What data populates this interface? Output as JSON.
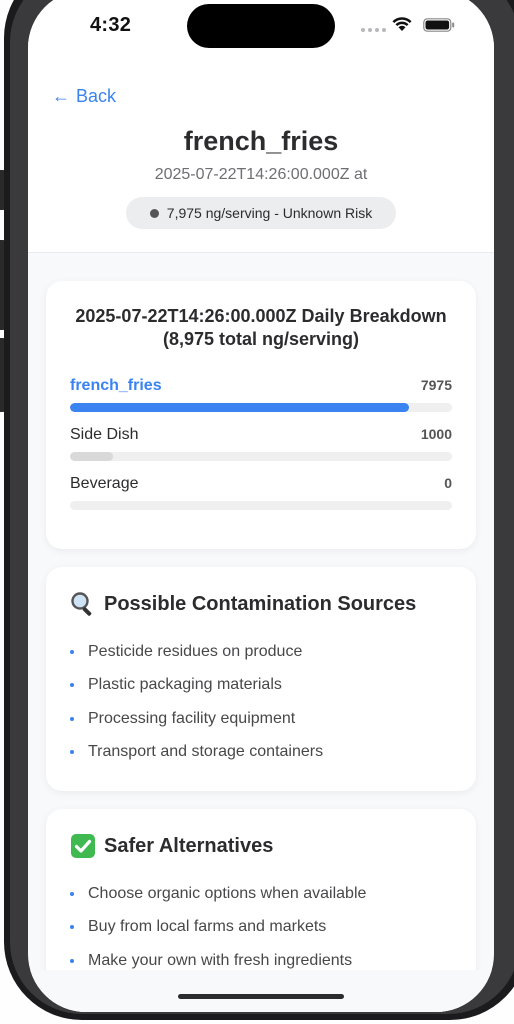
{
  "status_bar": {
    "time": "4:32"
  },
  "header": {
    "back_label": "Back",
    "title": "french_fries",
    "subtitle": "2025-07-22T14:26:00.000Z at",
    "badge_text": "7,975 ng/serving - Unknown Risk"
  },
  "breakdown": {
    "title": "2025-07-22T14:26:00.000Z Daily Breakdown (8,975 total ng/serving)",
    "items": [
      {
        "label": "french_fries",
        "value": "7975",
        "fraction": 0.8886,
        "active": true
      },
      {
        "label": "Side Dish",
        "value": "1000",
        "fraction": 0.1114,
        "active": false
      },
      {
        "label": "Beverage",
        "value": "0",
        "fraction": 0,
        "active": false
      }
    ]
  },
  "sources": {
    "title": "Possible Contamination Sources",
    "icon": "magnifier-icon",
    "items": [
      "Pesticide residues on produce",
      "Plastic packaging materials",
      "Processing facility equipment",
      "Transport and storage containers"
    ]
  },
  "alternatives": {
    "title": "Safer Alternatives",
    "icon": "check-mark-icon",
    "items": [
      "Choose organic options when available",
      "Buy from local farms and markets",
      "Make your own with fresh ingredients"
    ]
  },
  "colors": {
    "accent": "#3a83f0",
    "bar_inactive": "#d9d9d9"
  }
}
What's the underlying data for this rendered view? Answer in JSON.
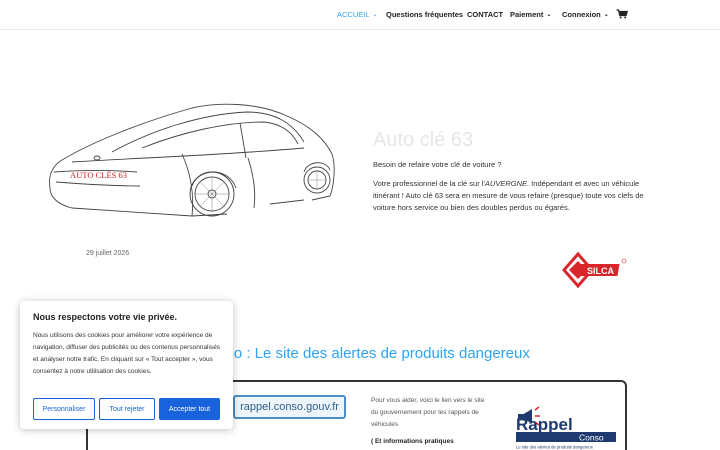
{
  "nav": {
    "items": [
      {
        "label": "ACCUEIL",
        "active": true,
        "has_dropdown": true
      },
      {
        "label": "Questions fréquentes",
        "active": false,
        "has_dropdown": false
      },
      {
        "label": "CONTACT",
        "active": false,
        "has_dropdown": false
      },
      {
        "label": "Paiement",
        "active": false,
        "has_dropdown": true
      },
      {
        "label": "Connexion",
        "active": false,
        "has_dropdown": true
      }
    ],
    "cart_icon": "shopping-cart-icon",
    "accent_color": "#2ea3f2"
  },
  "hero": {
    "car_plate_text": "AUTO CLÉS 63",
    "title": "Auto clé 63",
    "subtitle": "Besoin de refaire votre clé de voiture ?",
    "body_before": "Votre professionnel de la clé sur l'",
    "body_region": "AUVERGNE",
    "body_after": ". Indépendant et avec un véhicule itinérant ! Auto clé 63 sera en mesure de vous refaire (presque) toute vos clefs de voiture hors service ou bien des doubles perdus ou égarés.",
    "date": "29 juillet 2026"
  },
  "silca": {
    "text": "SILCA",
    "color": "#d9262b"
  },
  "rappel": {
    "section_title": "nso : Le site des alertes de produits dangereux",
    "url_label": "rappel.conso.gouv.fr",
    "help_text": "Pour vous aider, voici le lien vers le site du gouvernement pour les rappels de véhicules",
    "more_info": "( Et informations pratiques",
    "logo_main": "Rappel",
    "logo_sub": "Conso",
    "logo_tagline": "Le site des alertes de produits dangereux"
  },
  "cookie": {
    "title": "Nous respectons votre vie privée.",
    "text": "Nous utilisons des cookies pour améliorer votre expérience de navigation, diffuser des publicités ou des contenus personnalisés et analyser notre trafic. En cliquant sur « Tout accepter », vous consentez à notre utilisation des cookies.",
    "btn_customize": "Personnaliser",
    "btn_reject": "Tout rejeter",
    "btn_accept": "Accepter tout",
    "button_color": "#1863dc"
  }
}
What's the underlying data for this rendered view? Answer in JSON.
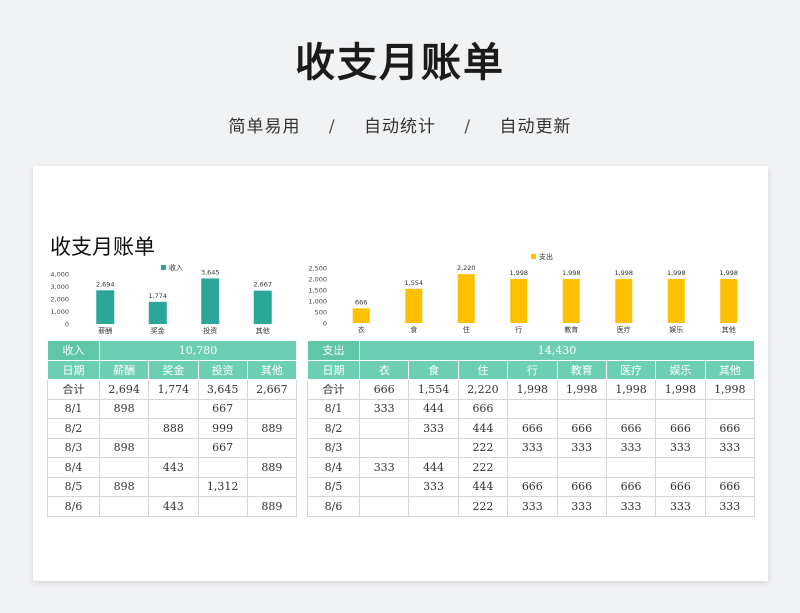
{
  "header": {
    "title": "收支月账单",
    "subtitle_parts": [
      "简单易用",
      "自动统计",
      "自动更新"
    ],
    "separator": "/"
  },
  "sheet_title": "收支月账单",
  "colors": {
    "income_bar": "#2ba79a",
    "expense_bar": "#ffc000",
    "band": "#6ccfb3"
  },
  "chart_data": [
    {
      "type": "bar",
      "legend": "收入",
      "categories": [
        "薪酬",
        "奖金",
        "投资",
        "其他"
      ],
      "values": [
        2694,
        1774,
        3645,
        2667
      ],
      "value_labels": [
        "2,694",
        "1,774",
        "3,645",
        "2,667"
      ],
      "yticks": [
        "4,000",
        "3,000",
        "2,000",
        "1,000",
        "0"
      ],
      "ylim": [
        0,
        4000
      ],
      "legend_position": "top"
    },
    {
      "type": "bar",
      "legend": "支出",
      "categories": [
        "衣",
        "食",
        "住",
        "行",
        "教育",
        "医疗",
        "娱乐",
        "其他"
      ],
      "values": [
        666,
        1554,
        2220,
        1998,
        1998,
        1998,
        1998,
        1998
      ],
      "value_labels": [
        "666",
        "1,554",
        "2,220",
        "1,998",
        "1,998",
        "1,998",
        "1,998",
        "1,998"
      ],
      "yticks": [
        "2,500",
        "2,000",
        "1,500",
        "1,000",
        "500",
        "0"
      ],
      "ylim": [
        0,
        2500
      ],
      "legend_position": "top"
    }
  ],
  "income_table": {
    "band_label": "收入",
    "band_total": "10,780",
    "headers": [
      "日期",
      "薪酬",
      "奖金",
      "投资",
      "其他"
    ],
    "total_row": [
      "合计",
      "2,694",
      "1,774",
      "3,645",
      "2,667"
    ],
    "rows": [
      [
        "8/1",
        "898",
        "",
        "667",
        ""
      ],
      [
        "8/2",
        "",
        "888",
        "999",
        "889"
      ],
      [
        "8/3",
        "898",
        "",
        "667",
        ""
      ],
      [
        "8/4",
        "",
        "443",
        "",
        "889"
      ],
      [
        "8/5",
        "898",
        "",
        "1,312",
        ""
      ],
      [
        "8/6",
        "",
        "443",
        "",
        "889"
      ]
    ]
  },
  "expense_table": {
    "band_label": "支出",
    "band_total": "14,430",
    "headers": [
      "日期",
      "衣",
      "食",
      "住",
      "行",
      "教育",
      "医疗",
      "娱乐",
      "其他"
    ],
    "total_row": [
      "合计",
      "666",
      "1,554",
      "2,220",
      "1,998",
      "1,998",
      "1,998",
      "1,998",
      "1,998"
    ],
    "rows": [
      [
        "8/1",
        "333",
        "444",
        "666",
        "",
        "",
        "",
        "",
        ""
      ],
      [
        "8/2",
        "",
        "333",
        "444",
        "666",
        "666",
        "666",
        "666",
        "666"
      ],
      [
        "8/3",
        "",
        "",
        "222",
        "333",
        "333",
        "333",
        "333",
        "333"
      ],
      [
        "8/4",
        "333",
        "444",
        "222",
        "",
        "",
        "",
        "",
        ""
      ],
      [
        "8/5",
        "",
        "333",
        "444",
        "666",
        "666",
        "666",
        "666",
        "666"
      ],
      [
        "8/6",
        "",
        "",
        "222",
        "333",
        "333",
        "333",
        "333",
        "333"
      ]
    ]
  }
}
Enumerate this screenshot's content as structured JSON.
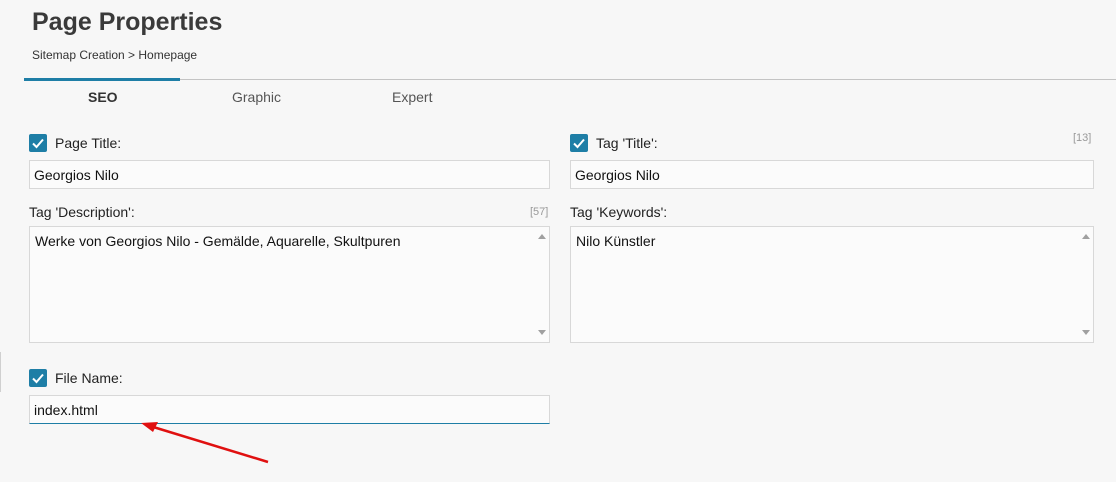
{
  "header": {
    "title": "Page Properties",
    "breadcrumb": "Sitemap Creation > Homepage"
  },
  "tabs": [
    {
      "label": "SEO",
      "active": true
    },
    {
      "label": "Graphic",
      "active": false
    },
    {
      "label": "Expert",
      "active": false
    }
  ],
  "fields": {
    "page_title": {
      "label": "Page Title:",
      "checked": true,
      "value": "Georgios Nilo"
    },
    "tag_title": {
      "label": "Tag 'Title':",
      "checked": true,
      "value": "Georgios Nilo",
      "counter": "[13]"
    },
    "tag_description": {
      "label": "Tag 'Description':",
      "value": "Werke von Georgios Nilo - Gemälde, Aquarelle, Skultpuren",
      "counter": "[57]"
    },
    "tag_keywords": {
      "label": "Tag 'Keywords':",
      "value": "Nilo Künstler"
    },
    "file_name": {
      "label": "File Name:",
      "checked": true,
      "value": "index.html"
    }
  },
  "colors": {
    "accent": "#1e7ea6",
    "annotation_arrow": "#e01010"
  }
}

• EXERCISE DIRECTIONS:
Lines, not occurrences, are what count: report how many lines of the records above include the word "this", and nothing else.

• EXERCISE OUTPUT:
4